Wisconsin and other states are much in the news these days for their attempts to straighten out their budgets. One of the questions which has come up is why the states (our own state of South Dakota is not exempt) are cutting education instead of or in addition to other areas of funding. In short, why can’t we just leave education alone?
Well, here is one reason. In the most recent year for which I could find the figures (FY 2009) education spending accounted for just a hair under 30% of all state and local government spending. Thirty percent. Is it any wonder that states cannot ignore something which is costing them 30 cents of every public dollar when it comes time to get spending under control?
And, when it comes to public spending, which includes public education, here’s a little more data:
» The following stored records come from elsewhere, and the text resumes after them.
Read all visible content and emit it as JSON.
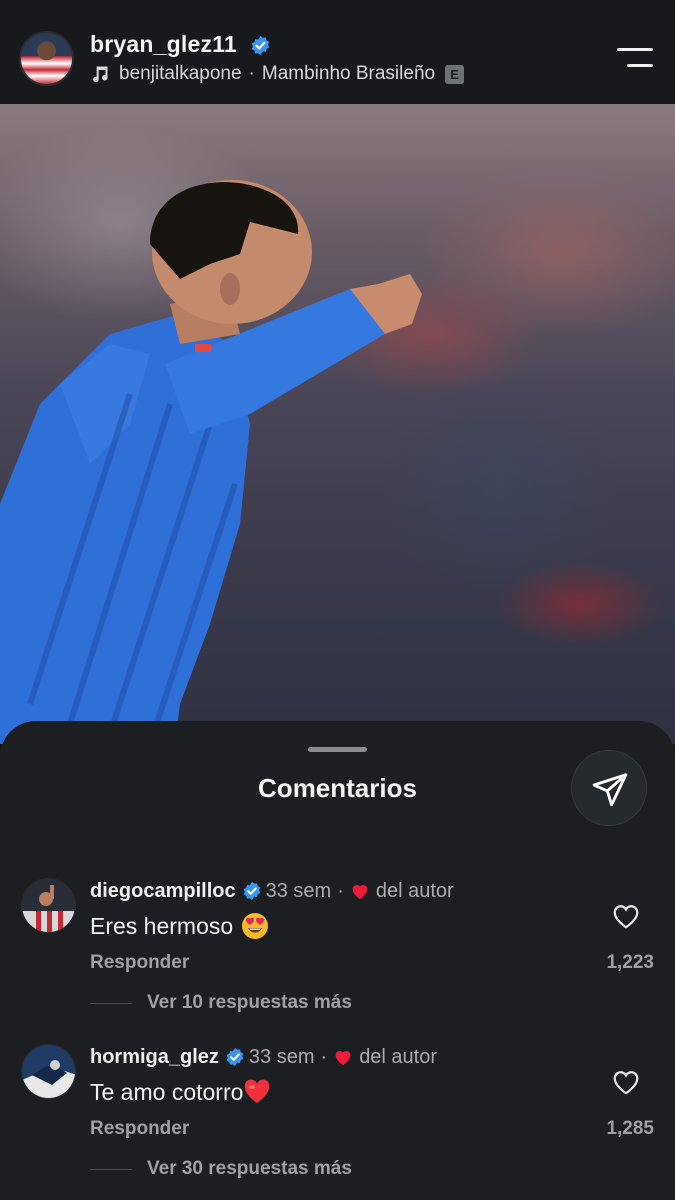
{
  "header": {
    "username": "bryan_glez11",
    "music_artist": "benjitalkapone",
    "music_separator": "·",
    "music_track": "Mambinho Brasileño",
    "explicit_badge": "E",
    "icons": {
      "verified": "verified-badge-icon",
      "music": "music-note-icon",
      "menu": "menu-icon"
    }
  },
  "comments_sheet": {
    "title": "Comentarios",
    "share_icon": "send-icon",
    "comments": [
      {
        "username": "diegocampilloc",
        "age": "33 sem",
        "separator": "·",
        "author_label": "del autor",
        "text": "Eres hermoso",
        "emoji": "heart-eyes-emoji",
        "reply_label": "Responder",
        "like_count": "1,223",
        "view_replies": "Ver 10 respuestas más"
      },
      {
        "username": "hormiga_glez",
        "age": "33 sem",
        "separator": "·",
        "author_label": "del autor",
        "text": "Te amo cotorro",
        "emoji": "red-heart-emoji",
        "reply_label": "Responder",
        "like_count": "1,285",
        "view_replies": "Ver 30 respuestas más"
      }
    ]
  },
  "colors": {
    "background": "#141619",
    "sheet": "#1c1e21",
    "verified_blue": "#3897f0",
    "heart_red": "#ed1c3a",
    "jersey_blue": "#2f6fd8",
    "secondary_text": "#9da0a5"
  }
}
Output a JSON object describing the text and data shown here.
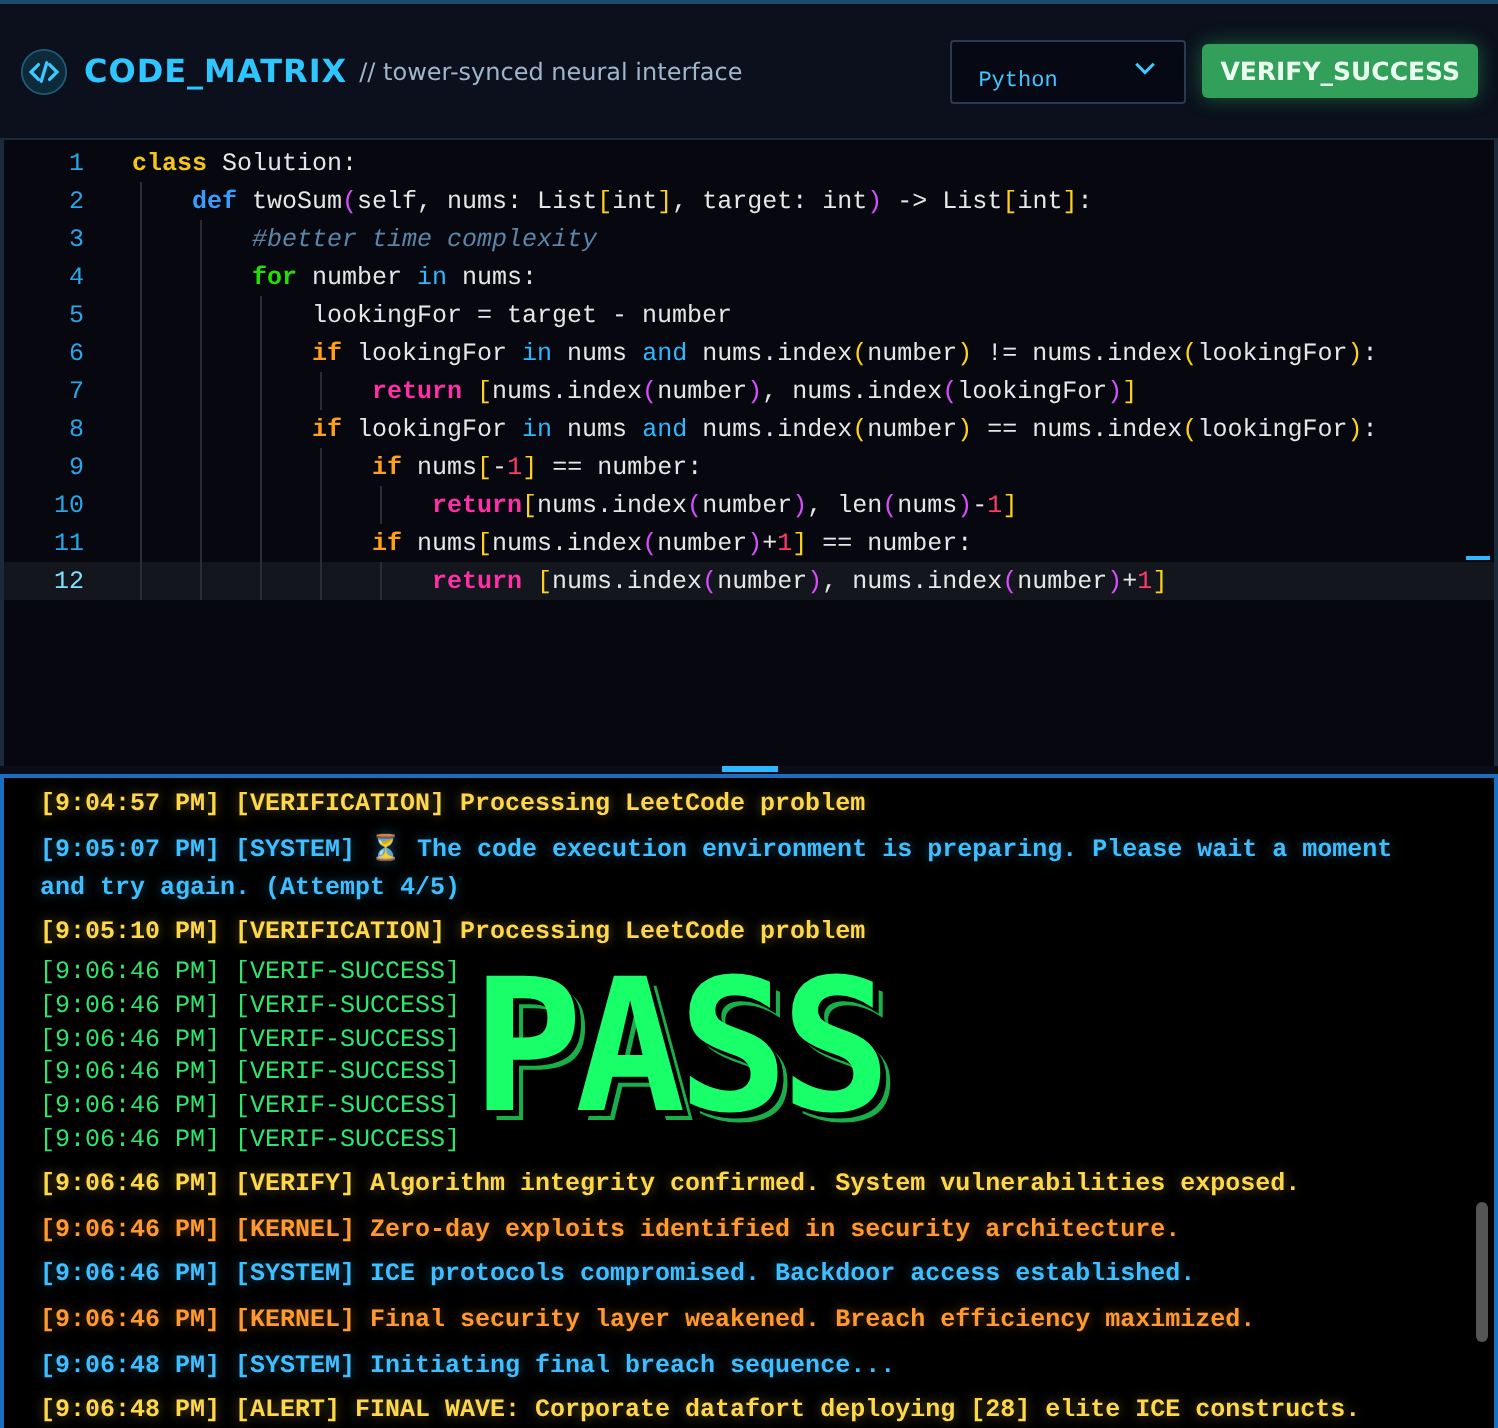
{
  "header": {
    "title": "CODE_MATRIX",
    "subtitle": "// tower-synced neural interface",
    "language": {
      "value": "Python"
    },
    "verify_button": "VERIFY_SUCCESS"
  },
  "editor": {
    "lines": [
      {
        "number": "1",
        "active": false,
        "tokens": [
          {
            "kind": "keyword",
            "text": "class"
          },
          {
            "kind": "plain",
            "text": " Solution:"
          }
        ],
        "children": [
          {
            "number": "2",
            "active": false,
            "tokens": [
              {
                "kind": "def",
                "text": "def"
              },
              {
                "kind": "plain",
                "text": " twoSum"
              },
              {
                "kind": "paren",
                "text": "("
              },
              {
                "kind": "plain",
                "text": "self, nums: List"
              },
              {
                "kind": "bracket",
                "text": "["
              },
              {
                "kind": "plain",
                "text": "int"
              },
              {
                "kind": "bracket",
                "text": "]"
              },
              {
                "kind": "plain",
                "text": ", target: int"
              },
              {
                "kind": "paren",
                "text": ")"
              },
              {
                "kind": "plain",
                "text": " -> List"
              },
              {
                "kind": "bracket",
                "text": "["
              },
              {
                "kind": "plain",
                "text": "int"
              },
              {
                "kind": "bracket",
                "text": "]"
              },
              {
                "kind": "plain",
                "text": ":"
              }
            ],
            "children": [
              {
                "number": "3",
                "active": false,
                "tokens": [
                  {
                    "kind": "comment",
                    "text": "#better time complexity"
                  }
                ]
              },
              {
                "number": "4",
                "active": false,
                "tokens": [
                  {
                    "kind": "loop",
                    "text": "for"
                  },
                  {
                    "kind": "plain",
                    "text": " number "
                  },
                  {
                    "kind": "op",
                    "text": "in"
                  },
                  {
                    "kind": "plain",
                    "text": " nums:"
                  }
                ],
                "children": [
                  {
                    "number": "5",
                    "active": false,
                    "tokens": [
                      {
                        "kind": "plain",
                        "text": "lookingFor = target - number"
                      }
                    ]
                  },
                  {
                    "number": "6",
                    "active": false,
                    "tokens": [
                      {
                        "kind": "cond",
                        "text": "if"
                      },
                      {
                        "kind": "plain",
                        "text": " lookingFor "
                      },
                      {
                        "kind": "op",
                        "text": "in"
                      },
                      {
                        "kind": "plain",
                        "text": " nums "
                      },
                      {
                        "kind": "op",
                        "text": "and"
                      },
                      {
                        "kind": "plain",
                        "text": " nums.index"
                      },
                      {
                        "kind": "bracket",
                        "text": "("
                      },
                      {
                        "kind": "plain",
                        "text": "number"
                      },
                      {
                        "kind": "bracket",
                        "text": ")"
                      },
                      {
                        "kind": "plain",
                        "text": " != nums.index"
                      },
                      {
                        "kind": "bracket",
                        "text": "("
                      },
                      {
                        "kind": "plain",
                        "text": "lookingFor"
                      },
                      {
                        "kind": "bracket",
                        "text": ")"
                      },
                      {
                        "kind": "plain",
                        "text": ":"
                      }
                    ],
                    "children": [
                      {
                        "number": "7",
                        "active": false,
                        "tokens": [
                          {
                            "kind": "return",
                            "text": "return "
                          },
                          {
                            "kind": "bracket",
                            "text": "["
                          },
                          {
                            "kind": "plain",
                            "text": "nums.index"
                          },
                          {
                            "kind": "paren",
                            "text": "("
                          },
                          {
                            "kind": "plain",
                            "text": "number"
                          },
                          {
                            "kind": "paren",
                            "text": ")"
                          },
                          {
                            "kind": "plain",
                            "text": ", nums.index"
                          },
                          {
                            "kind": "paren",
                            "text": "("
                          },
                          {
                            "kind": "plain",
                            "text": "lookingFor"
                          },
                          {
                            "kind": "paren",
                            "text": ")"
                          },
                          {
                            "kind": "bracket",
                            "text": "]"
                          }
                        ]
                      }
                    ]
                  },
                  {
                    "number": "8",
                    "active": false,
                    "tokens": [
                      {
                        "kind": "cond",
                        "text": "if"
                      },
                      {
                        "kind": "plain",
                        "text": " lookingFor "
                      },
                      {
                        "kind": "op",
                        "text": "in"
                      },
                      {
                        "kind": "plain",
                        "text": " nums "
                      },
                      {
                        "kind": "op",
                        "text": "and"
                      },
                      {
                        "kind": "plain",
                        "text": " nums.index"
                      },
                      {
                        "kind": "bracket",
                        "text": "("
                      },
                      {
                        "kind": "plain",
                        "text": "number"
                      },
                      {
                        "kind": "bracket",
                        "text": ")"
                      },
                      {
                        "kind": "plain",
                        "text": " == nums.index"
                      },
                      {
                        "kind": "bracket",
                        "text": "("
                      },
                      {
                        "kind": "plain",
                        "text": "lookingFor"
                      },
                      {
                        "kind": "bracket",
                        "text": ")"
                      },
                      {
                        "kind": "plain",
                        "text": ":"
                      }
                    ],
                    "children": [
                      {
                        "number": "9",
                        "active": false,
                        "tokens": [
                          {
                            "kind": "cond",
                            "text": "if"
                          },
                          {
                            "kind": "plain",
                            "text": " nums"
                          },
                          {
                            "kind": "bracket",
                            "text": "["
                          },
                          {
                            "kind": "plain",
                            "text": "-"
                          },
                          {
                            "kind": "number",
                            "text": "1"
                          },
                          {
                            "kind": "bracket",
                            "text": "]"
                          },
                          {
                            "kind": "plain",
                            "text": " == number:"
                          }
                        ],
                        "children": [
                          {
                            "number": "10",
                            "active": false,
                            "tokens": [
                              {
                                "kind": "return",
                                "text": "return"
                              },
                              {
                                "kind": "bracket",
                                "text": "["
                              },
                              {
                                "kind": "plain",
                                "text": "nums.index"
                              },
                              {
                                "kind": "paren",
                                "text": "("
                              },
                              {
                                "kind": "plain",
                                "text": "number"
                              },
                              {
                                "kind": "paren",
                                "text": ")"
                              },
                              {
                                "kind": "plain",
                                "text": ", len"
                              },
                              {
                                "kind": "paren",
                                "text": "("
                              },
                              {
                                "kind": "plain",
                                "text": "nums"
                              },
                              {
                                "kind": "paren",
                                "text": ")"
                              },
                              {
                                "kind": "plain",
                                "text": "-"
                              },
                              {
                                "kind": "number",
                                "text": "1"
                              },
                              {
                                "kind": "bracket",
                                "text": "]"
                              }
                            ]
                          }
                        ]
                      },
                      {
                        "number": "11",
                        "active": false,
                        "tokens": [
                          {
                            "kind": "cond",
                            "text": "if"
                          },
                          {
                            "kind": "plain",
                            "text": " nums"
                          },
                          {
                            "kind": "bracket",
                            "text": "["
                          },
                          {
                            "kind": "plain",
                            "text": "nums.index"
                          },
                          {
                            "kind": "paren",
                            "text": "("
                          },
                          {
                            "kind": "plain",
                            "text": "number"
                          },
                          {
                            "kind": "paren",
                            "text": ")"
                          },
                          {
                            "kind": "plain",
                            "text": "+"
                          },
                          {
                            "kind": "number",
                            "text": "1"
                          },
                          {
                            "kind": "bracket",
                            "text": "]"
                          },
                          {
                            "kind": "plain",
                            "text": " == number:"
                          }
                        ],
                        "children": [
                          {
                            "number": "12",
                            "active": true,
                            "tokens": [
                              {
                                "kind": "return",
                                "text": "return "
                              },
                              {
                                "kind": "bracket",
                                "text": "["
                              },
                              {
                                "kind": "plain",
                                "text": "nums.index"
                              },
                              {
                                "kind": "paren",
                                "text": "("
                              },
                              {
                                "kind": "plain",
                                "text": "number"
                              },
                              {
                                "kind": "paren",
                                "text": ")"
                              },
                              {
                                "kind": "plain",
                                "text": ", nums.index"
                              },
                              {
                                "kind": "paren",
                                "text": "("
                              },
                              {
                                "kind": "plain",
                                "text": "number"
                              },
                              {
                                "kind": "paren",
                                "text": ")"
                              },
                              {
                                "kind": "plain",
                                "text": "+"
                              },
                              {
                                "kind": "number",
                                "text": "1"
                              },
                              {
                                "kind": "bracket",
                                "text": "]"
                              }
                            ]
                          }
                        ]
                      }
                    ]
                  }
                ]
              }
            ]
          }
        ]
      }
    ]
  },
  "console": {
    "entries": [
      {
        "kind": "verification",
        "text": "[9:04:57 PM] [VERIFICATION] Processing LeetCode problem"
      },
      {
        "kind": "system",
        "text": "[9:05:07 PM] [SYSTEM] ⏳ The code execution environment is preparing. Please wait a moment and try again. (Attempt 4/5)"
      },
      {
        "kind": "verification",
        "text": "[9:05:10 PM] [VERIFICATION] Processing LeetCode problem"
      },
      {
        "kind": "success_group",
        "banner": "PASS",
        "lines": [
          "[9:06:46 PM] [VERIF-SUCCESS]",
          "[9:06:46 PM] [VERIF-SUCCESS]",
          "[9:06:46 PM] [VERIF-SUCCESS]",
          "[9:06:46 PM] [VERIF-SUCCESS]",
          "[9:06:46 PM] [VERIF-SUCCESS]",
          "[9:06:46 PM] [VERIF-SUCCESS]"
        ]
      },
      {
        "kind": "verification",
        "text": "[9:06:46 PM] [VERIFY] Algorithm integrity confirmed. System vulnerabilities exposed."
      },
      {
        "kind": "kernel",
        "text": "[9:06:46 PM] [KERNEL] Zero-day exploits identified in security architecture."
      },
      {
        "kind": "system",
        "text": "[9:06:46 PM] [SYSTEM] ICE protocols compromised. Backdoor access established."
      },
      {
        "kind": "kernel",
        "text": "[9:06:46 PM] [KERNEL] Final security layer weakened. Breach efficiency maximized."
      },
      {
        "kind": "system",
        "text": "[9:06:48 PM] [SYSTEM] Initiating final breach sequence..."
      },
      {
        "kind": "alert",
        "text": "[9:06:48 PM] [ALERT] FINAL WAVE: Corporate datafort deploying [28] elite ICE constructs."
      }
    ]
  }
}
State and local governments employ some 20 million people nationwide. Employee compensation costs represent the largest set of expenditures in every state budget. Analyzing the fiscal dynamics of the civil service system reveals some of the most significant constraints and opportunities legislators confront in balancing state budgets.
Total state expenditures exceeded $2.2 trillion last year, of which wages and benefits amounted to $1.1 trillion. Consequently, budgeting decisions related to at least 50 percent of all state budgets are driven by the wage provisions of civil service contracts and funding obligations for state workers’ health care and pension plans.
If one half of all public spending is for public employee compensation, is it any wonder that states must pay attention to situations where public compensation is completely out of sync with compensation for the same work in the private sector?